Successful entrepreneurs don’t just focus on mastering the business essentials. They learn how to turn their unique strengths into a competitive advantage.
That was something Jamine Moton learned from an early age. The Jersey girl was always a gifted athlete, excelling as a Division I athlete in both Track & Field and basketball at Clemson University. Her abilities propelled her to the international stage as an alternate member of the US Olympic team for Hammer Throw in 2004. But her size wasn’t just an advantage during competitions. From an early age she found herself gravitating towards the role as a “protector” for her classmates and family members. That brought her into law enforcement, where she built up a career as a bodyguard and as a police sergeant in the Clayton County Police Department.
It was her time in law enforcement that helped her realize there was a fundamental flaw in how we think about security. Today, unprepared and untrained guards are common. The industry is plagued by the “t-shirt security” model, where someone is asked to just put on a t-shirt and be expected to be ready to protect people. That creates a world where both the security guard and the people they are asked to protect are put in unsafe situations, Moton told Hypepotamus.
She started to think about how her unique strengths could be used to improve the world of physical security. She helped launch Skylar Security, an Atlanta-based security company and now a scaling marketplace app.
Moton has built up an impressive team of 300 vetted freelance and full-time security guards in Atlanta. At any given time, well over 60 are working across Atlanta, be it at big events like the Super Bowl or at highly-trafficked offices.
Security Meets Tech
Moton and her team are scaling its physical security company in Atlanta. But it is working to bring its technology to the country.
The Skylar Security app is a marketplace that connects security guard companies with vetted security professionals. The app streamlines the onboarding process and helps ensure that every guard shift is staffed.

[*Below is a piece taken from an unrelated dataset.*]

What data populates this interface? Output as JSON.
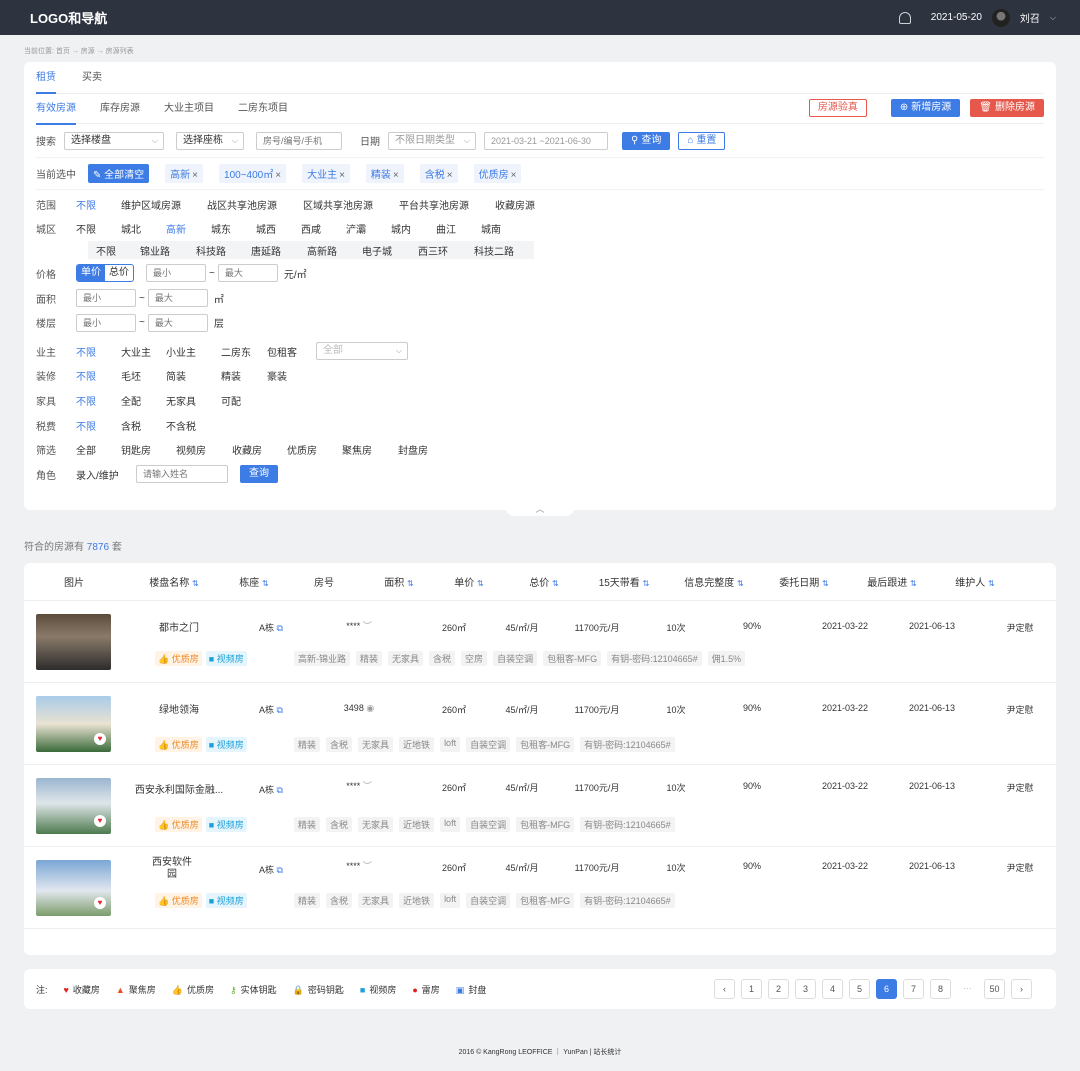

That is a big change for the traditional security guard world, where no-shows and non-trained staff are often the norm.
It is all about shifting the narrative around what role a security guard plays in a community, added Moton.
“Security is an emotion,” Moton told Hypepotamus. “There is a community responsibility to help people feel safe. It’s not about one person’s agenda or one person’s voice. It’s about the collective being heard and everyone feeling comfortable speaking up about what needs to happen in our community.”

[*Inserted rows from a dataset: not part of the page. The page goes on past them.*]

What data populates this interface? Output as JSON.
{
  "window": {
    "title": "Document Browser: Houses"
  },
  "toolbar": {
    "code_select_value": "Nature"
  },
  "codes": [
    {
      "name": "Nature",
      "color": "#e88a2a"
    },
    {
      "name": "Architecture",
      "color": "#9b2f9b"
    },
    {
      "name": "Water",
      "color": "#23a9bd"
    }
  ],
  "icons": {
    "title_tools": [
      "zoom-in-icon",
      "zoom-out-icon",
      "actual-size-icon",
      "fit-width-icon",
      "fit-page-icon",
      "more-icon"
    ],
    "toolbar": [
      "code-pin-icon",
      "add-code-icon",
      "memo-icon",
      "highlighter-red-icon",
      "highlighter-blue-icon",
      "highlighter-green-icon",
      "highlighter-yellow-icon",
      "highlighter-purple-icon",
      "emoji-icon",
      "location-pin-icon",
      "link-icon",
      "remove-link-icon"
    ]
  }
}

As an athlete-turned-entrepreneur, Moton has leveraged the community in order to grow her skills as a tech CEO. She said that Atlanta’s LaunchPad2x, The Women Entrepreneurship Initiative, and Goldman Sachs 10,000 Small Businesses Ambassador & Alumus group have all played a part in scaling Skylar. She is now helping other entrepreneurs scale and grow by supporting the Georgia State’s Main Street Entrepreneurs Seed Fund.